Nancy Messonnier serves as director of the CDC’s National Center for Immunization and Respiratory Diseases, and on Monday she warned, “The highest risk is those who are older and with underlying health conditions.”
“I think if you’re in one of those groups, separately or together, you need to be thinking towards what personal protections you want to take.”
Proactive measures advised
The “protections” being advised for the most vulnerable groups include having a sufficient level of supplies on hand should it become necessary for individuals to remain in their homes for an extended period of time.
“As the trajectory of the outbreak continues, many people in the U.S. will at some point in time this year or next be exposed to this virus, and there’s a good chance many will become sick,” Messonnier continued, adding, “The reason to stock up now is to kind of stick close to home.”

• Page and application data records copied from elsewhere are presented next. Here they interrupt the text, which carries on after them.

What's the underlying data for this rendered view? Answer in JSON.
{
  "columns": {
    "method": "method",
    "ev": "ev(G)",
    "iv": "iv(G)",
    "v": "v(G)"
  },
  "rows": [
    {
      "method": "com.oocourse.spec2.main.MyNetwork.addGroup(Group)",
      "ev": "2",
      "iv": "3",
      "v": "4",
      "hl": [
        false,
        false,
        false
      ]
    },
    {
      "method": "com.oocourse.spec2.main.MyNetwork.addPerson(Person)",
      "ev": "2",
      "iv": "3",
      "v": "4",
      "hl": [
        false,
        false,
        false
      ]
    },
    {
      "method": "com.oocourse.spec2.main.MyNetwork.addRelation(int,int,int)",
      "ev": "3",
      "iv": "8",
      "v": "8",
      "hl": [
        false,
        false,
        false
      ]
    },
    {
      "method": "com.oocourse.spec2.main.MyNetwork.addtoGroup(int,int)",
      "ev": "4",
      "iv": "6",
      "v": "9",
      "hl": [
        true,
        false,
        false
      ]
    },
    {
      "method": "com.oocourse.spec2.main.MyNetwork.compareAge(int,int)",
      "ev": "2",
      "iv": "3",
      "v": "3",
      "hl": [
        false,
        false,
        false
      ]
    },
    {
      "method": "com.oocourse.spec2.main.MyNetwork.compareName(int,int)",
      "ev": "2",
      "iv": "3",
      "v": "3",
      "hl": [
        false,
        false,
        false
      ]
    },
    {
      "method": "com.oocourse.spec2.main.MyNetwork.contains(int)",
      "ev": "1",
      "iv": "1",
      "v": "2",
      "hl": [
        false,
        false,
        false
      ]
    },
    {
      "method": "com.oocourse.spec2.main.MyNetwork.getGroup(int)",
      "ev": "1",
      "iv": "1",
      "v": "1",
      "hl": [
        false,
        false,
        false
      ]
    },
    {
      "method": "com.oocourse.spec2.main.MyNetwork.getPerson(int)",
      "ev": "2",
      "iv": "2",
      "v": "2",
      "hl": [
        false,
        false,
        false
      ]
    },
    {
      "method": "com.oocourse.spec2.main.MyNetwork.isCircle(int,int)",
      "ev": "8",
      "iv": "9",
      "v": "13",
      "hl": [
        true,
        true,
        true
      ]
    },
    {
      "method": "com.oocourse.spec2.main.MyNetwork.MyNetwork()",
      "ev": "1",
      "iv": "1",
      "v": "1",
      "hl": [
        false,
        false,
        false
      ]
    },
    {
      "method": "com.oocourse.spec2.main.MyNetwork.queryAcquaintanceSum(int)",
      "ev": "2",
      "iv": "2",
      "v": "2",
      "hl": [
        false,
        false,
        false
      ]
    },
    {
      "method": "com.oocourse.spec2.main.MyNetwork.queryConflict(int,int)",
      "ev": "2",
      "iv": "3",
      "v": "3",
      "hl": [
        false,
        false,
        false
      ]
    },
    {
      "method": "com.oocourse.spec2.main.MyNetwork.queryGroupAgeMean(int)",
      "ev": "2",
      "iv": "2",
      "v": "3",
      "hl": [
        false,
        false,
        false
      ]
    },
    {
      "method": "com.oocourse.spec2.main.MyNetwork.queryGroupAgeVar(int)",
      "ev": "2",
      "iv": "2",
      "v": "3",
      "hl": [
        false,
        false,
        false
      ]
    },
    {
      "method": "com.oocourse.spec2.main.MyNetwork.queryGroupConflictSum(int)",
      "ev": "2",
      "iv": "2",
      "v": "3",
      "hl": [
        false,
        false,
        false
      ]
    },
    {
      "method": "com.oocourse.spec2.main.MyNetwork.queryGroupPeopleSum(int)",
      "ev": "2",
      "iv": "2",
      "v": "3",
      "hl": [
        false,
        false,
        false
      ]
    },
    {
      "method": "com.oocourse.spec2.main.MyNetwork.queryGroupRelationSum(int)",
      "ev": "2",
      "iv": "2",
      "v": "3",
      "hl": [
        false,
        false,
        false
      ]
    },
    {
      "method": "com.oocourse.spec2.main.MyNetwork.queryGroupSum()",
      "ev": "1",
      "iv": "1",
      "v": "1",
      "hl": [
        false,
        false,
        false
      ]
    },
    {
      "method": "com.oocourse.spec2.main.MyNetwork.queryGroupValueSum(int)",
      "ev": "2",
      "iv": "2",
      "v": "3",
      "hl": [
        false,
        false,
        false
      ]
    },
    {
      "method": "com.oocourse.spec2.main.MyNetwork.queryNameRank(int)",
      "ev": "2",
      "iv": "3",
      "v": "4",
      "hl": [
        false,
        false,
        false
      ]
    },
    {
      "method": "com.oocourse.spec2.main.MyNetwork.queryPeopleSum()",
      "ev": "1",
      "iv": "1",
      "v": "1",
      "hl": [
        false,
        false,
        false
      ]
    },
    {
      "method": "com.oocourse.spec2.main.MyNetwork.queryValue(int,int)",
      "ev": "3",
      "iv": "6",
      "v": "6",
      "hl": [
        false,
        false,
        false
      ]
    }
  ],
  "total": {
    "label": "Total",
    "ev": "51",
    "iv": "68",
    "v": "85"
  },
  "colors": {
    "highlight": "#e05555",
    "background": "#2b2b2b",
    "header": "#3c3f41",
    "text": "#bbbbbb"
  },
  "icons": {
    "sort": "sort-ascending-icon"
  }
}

The Hill reported that Messonnier has given that same advice to her mother and father, both of whom are over 80 years old.
She also noted that evidence gleaned from Japan and South Korea suggests that 60 years of age is a significant threshhold in terms of the disease, with individuals older than that experiencing a significantly higher likelihood of developing serious complications if infection does occur.
Washington state hot zone
There were 28 coronavirus-related deaths in the United States as of Tuesday afternoon, with the bulk of those fatalities concentrated in a Washington state nursing home. Gov. Jay Inslee (D) recently announced that residential facilities of that type would be subject to a series of new regulations in the wake of the outbreak.
“The risk of severe illness and death from COVID-19 appears to be higher in people 60 years or older and in those with chronic health conditions,” Inslee said in a statement.
“And we know there is an increased risk among people while live in congregated settings, such as long-term care facilities. We need to protect our older adults, and these rules will help,” the governor added.
The rules include restrictions on visitors, requirements related to the maintenance of visitor logs, and procedures for screening staff members for coronavirus symptoms at the beginning of each shift.
Inslee declared a state of emergency in Washington last month and directed agencies to utilize any and all necessary resources in preparation for and response to what he said “could likely be a world-wide pandemic.”